Discontent with the economy was not isolated to any one demographic this year, but Latinos have overwhelmingly prioritized the cost of living, the economy and the value of hard work over the last two election cycles. According to AP Votecast, among California voters who said that the economy was the most important issue facing the country, Newsom lost to Republican Brian Dahle by 8 points, 54% to 46% (42% of the California electorate). And data from a recent post-election survey conducted by Navigator Research, a Democratic firm, showed that 70% of Hispanic voters nationwide, across age and gender, rated the economy negatively, and 55% said it was getting worse.
Democrats and Republicans have yet to engage in an earnest and honest conversation about what they need to do to secure Latino voters in the future. California Democrats have a unique opportunity to lead the nation in building a strong working-class agenda beyond government programs to win back blue-collar workers, especially Latino voters. Republicans are making headway by focusing on economic populist issues that work with Latino, white and Black working-class voters alike.
Latino voters want to see real changes in their day-to-day lives — in wages, in job opportunities and prices at the grocery store and the gas pump. California’s income inequality divide is the largest it’s been since the Great Recession. Pressures on the disappearing middle class are getting worse, not better.
Running against Republicans has been a successful tactic for a generation of California Democrats seeking Latino support, but it’s not going to be sufficient. It now requires showing up in Latino communities, being aspirational about the future of the country and committing to a working-class agenda, in rhetoric and policy, that delivers for Latino voters.

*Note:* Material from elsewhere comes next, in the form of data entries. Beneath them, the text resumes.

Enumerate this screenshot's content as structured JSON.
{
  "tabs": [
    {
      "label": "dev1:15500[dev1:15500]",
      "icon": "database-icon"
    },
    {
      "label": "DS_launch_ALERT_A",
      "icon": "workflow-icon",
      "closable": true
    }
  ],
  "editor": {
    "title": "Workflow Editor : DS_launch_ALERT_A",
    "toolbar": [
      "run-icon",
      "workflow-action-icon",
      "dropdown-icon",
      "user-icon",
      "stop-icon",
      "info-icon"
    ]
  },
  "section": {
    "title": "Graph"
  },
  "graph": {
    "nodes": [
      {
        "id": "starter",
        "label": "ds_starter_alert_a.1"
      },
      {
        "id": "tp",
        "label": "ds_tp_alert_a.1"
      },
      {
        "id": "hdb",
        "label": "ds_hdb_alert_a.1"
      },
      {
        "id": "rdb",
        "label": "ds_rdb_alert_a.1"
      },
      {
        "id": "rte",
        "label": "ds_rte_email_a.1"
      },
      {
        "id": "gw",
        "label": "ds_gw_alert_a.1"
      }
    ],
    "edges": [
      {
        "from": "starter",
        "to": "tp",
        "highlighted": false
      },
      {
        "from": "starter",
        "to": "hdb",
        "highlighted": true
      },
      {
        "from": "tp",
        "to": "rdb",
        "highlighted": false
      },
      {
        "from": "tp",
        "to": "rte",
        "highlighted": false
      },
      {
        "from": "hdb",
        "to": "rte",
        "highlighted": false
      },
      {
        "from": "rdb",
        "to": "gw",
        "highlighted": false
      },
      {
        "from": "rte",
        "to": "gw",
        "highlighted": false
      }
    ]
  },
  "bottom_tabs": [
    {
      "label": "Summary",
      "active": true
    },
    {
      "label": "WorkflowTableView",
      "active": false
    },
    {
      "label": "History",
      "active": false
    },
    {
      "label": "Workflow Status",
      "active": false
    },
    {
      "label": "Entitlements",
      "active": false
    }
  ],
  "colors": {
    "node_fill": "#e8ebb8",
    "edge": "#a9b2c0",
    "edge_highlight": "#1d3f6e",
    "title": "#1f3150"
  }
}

Mike Madrid is a co-host of The Latino Vote podcast, a Republican consultant and co-founder of The Lincoln Project. Lucas Holtz is a Democratic political analyst at Third Way.